The 193-member United Nations General Assembly on Tuesday allowed the Palestinians to act more like a full U.N. member state during meetings in 2019 when they will chair the group of 77 developing nations.
Palestine’s permanent representative to the United Nations, Riyad Mansour hailed as “a new political victory” the General Assembly's vote in favor of his country.
Mansour told the official Voice of Palestine radio that the General Assembly vote confirms the international community’s confidence in the State of Palestine and its ability to lead 134 countries and negotiate about 70 percent of U.N. agenda items concerned to humanity in general and to help developing countries develop their economy.
Meanwhile, the United States, Israel and Australia voted against the move, which won 146 votes in favor. There were 15 abstentions and 29 countries didn't vote. "We cannot support efforts by the Palestinians to enhance their status outside of direct negotiations. The United States does not recognize that there is a Palestinian state," U.S. Deputy U.N. Ambassador Jonathan Cohen told the General Assembly.
The Palestinians want to establish a state in the West Bank and the Gaza Strip and East Jerusalem. Israel captured those territories in the 1967 Middle East war and annexed East Jerusalem in a move not recognized internationally.
In 2012, the U.N. General Assembly overwhelmingly approved the de facto recognition of the sovereign state of Palestine when it upgraded the Palestinian Authority's U.N. observer status to non-member state entity similar to the Vatican.
The status upgrade has allowed them to participate in some General Assembly votes and join some international bodies. However, as a non-member state, the Palestinians cannot speak in meetings until after member states, diplomats said.
The Egyptian-drafted resolution allows them to operate procedurally a member state would when acting on behalf of the G77 and China; making statements, submitting and co-sponsoring proposals and amendments, giving rights of reply and raising points of order.
"Australia's decision to vote no on this resolution reflects our long-standing position that Palestinian attempts to seek recognition as a state in international fora are deeply unhelpful to efforts toward a two-state solution," Australian U.N. Ambassador Gillian Bird told the General Assembly.

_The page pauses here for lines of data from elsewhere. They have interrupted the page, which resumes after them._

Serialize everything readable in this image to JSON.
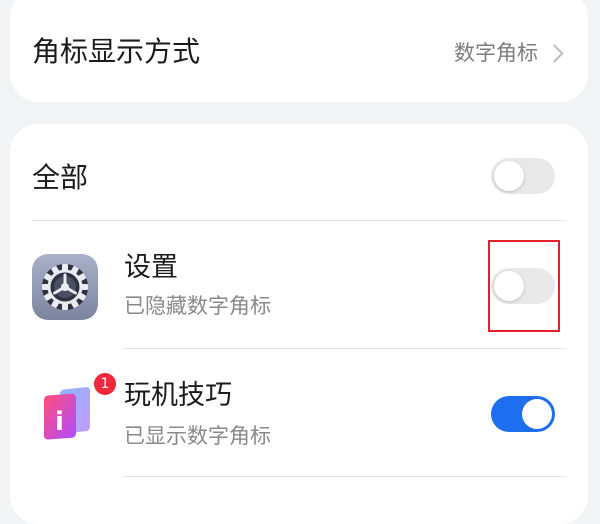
{
  "badge_style_row": {
    "label": "角标显示方式",
    "value": "数字角标",
    "chevron_icon": "chevron-right-icon"
  },
  "list": {
    "all": {
      "label": "全部",
      "enabled": false
    },
    "apps": [
      {
        "name": "设置",
        "status": "已隐藏数字角标",
        "icon": "settings-gear-icon",
        "enabled": false
      },
      {
        "name": "玩机技巧",
        "status": "已显示数字角标",
        "icon": "tips-app-icon",
        "badge_count": "1",
        "enabled": true
      }
    ]
  },
  "colors": {
    "toggle_on": "#1e6ef0",
    "toggle_off": "#e8e8e8",
    "highlight": "#e0202a",
    "badge": "#f2293a"
  }
}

Days earlier reports suggested that the Australian government told Israel that it might follow Washington's steps, recognizing Jerusalem as the "undivided capital" of Israel and move the embassy to the contested city.